Together these departments have been publishing content, testing the software and editorial model, and shaping how we will make these processes work. We’re very grateful to them for their collaborative approach and hard work. And we’d like particularly to acknowledge the contributions of the following. Respect is due:
- Suzanne Amos and John Turnbull from BIS
- Rachel Christopher, Lauren McAllister and Howard Gossington from DCLG
- Alison Daniels, Ben Giddings, Scott Smith and Barney Mugabi from FCO
- Julia Chandler, Marisol Grandon, Frances Sibbet, Alan Gaskin, Peter Lamb and Louise Stone from DFID
- Robin Riley and Leigh Maybury from HMRC
- Mark Stanley, Tom Freestone, Nick Cammell and Roger Oldham from MOJ
- Daniel DeCruz and Simon Everest from Defra
- Paola Wright and Pippa Norris from MOD
- Stephen Hale and Robert Rockstroh from DH
- Helen Fairfax, Jenny Poole and Nick Jones from Cabinet Office
..and their many colleagues who have been helping them too.
What’s still to do
We’re not attempting to solve all our problems at once; in some cases we’re deliberately shining a light on them so we can see exactly what our publishing system and editorial processes will need to deal with.
So you will probably notice some duplication of content from different organisations, some stylistic inconsistencies and some degree of ‘noise’ as lots of departments publish content of varying types into single, reverse-chronological lists. Don’t worry, it’s work in progress and we’re going to sort it out.
There is also long list of features that aren’t built yet that we know need work. Top of the to-do list right now are:
- More integrated search and user journeys across GOV.UK
- A content API, more feeds and potentially email notifications for new content
- Tools and processes for public participation in government policymaking
- Filters on the big lists of content like news, publications, consultations
- Better support for adding images and video to the pages
- Further development of the “the UK and the world” section, which is even more early-stage than the rest of it
- Smarter admin features for even faster publishing by departments
If you’re interested in more behind-the-scenes details you can look at the code on Github and the decisions we’ve made along the way in Pivotal Tracker, the project management tool we are using to plan the software development. (By the way, we don’t accept requests from people outside GDS to ‘join’ our project space on Pivotal. If you want to submit feature requests please use the feedback channels below!)
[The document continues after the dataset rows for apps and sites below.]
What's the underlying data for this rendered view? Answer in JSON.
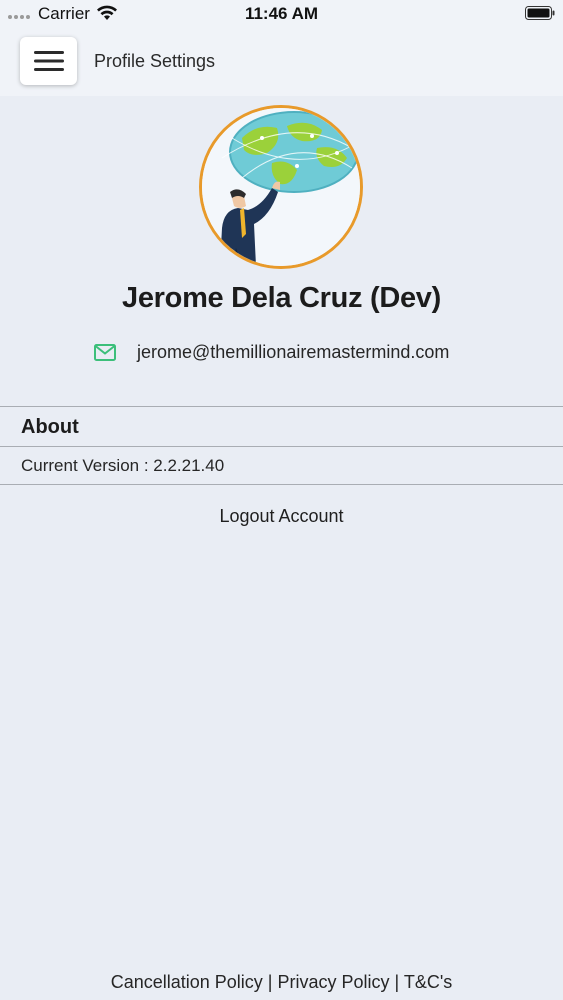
{
  "status_bar": {
    "carrier": "Carrier",
    "time": "11:46 AM"
  },
  "header": {
    "menu_icon": "hamburger-menu-icon",
    "title": "Profile Settings"
  },
  "profile": {
    "avatar_icon": "globe-businessman-avatar",
    "name": "Jerome Dela Cruz (Dev)",
    "email_icon": "mail-icon",
    "email": "jerome@themillionairemastermind.com"
  },
  "about": {
    "title": "About",
    "version_text": "Current Version : 2.2.21.40"
  },
  "logout_label": "Logout Account",
  "footer": {
    "cancellation": "Cancellation Policy",
    "separator": " | ",
    "privacy": "Privacy Policy",
    "terms": "T&C's"
  },
  "colors": {
    "background": "#e9edf4",
    "avatar_border": "#e89a2a",
    "mail_icon": "#3cbf7a"
  }
}
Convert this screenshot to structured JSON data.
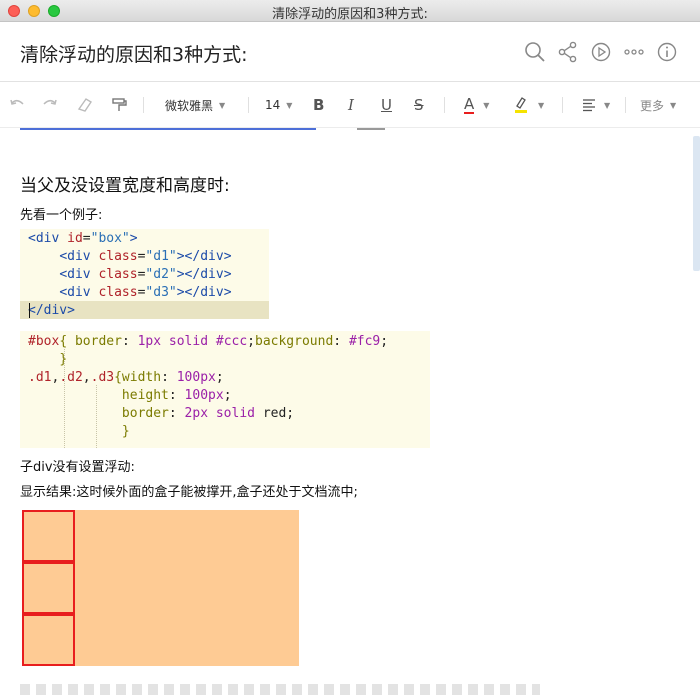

Tell us what you think
And of course, the point of doing a beta is for us to learn and improve the product – we do this best when we get tons of feedback from you. So please tell us what you think.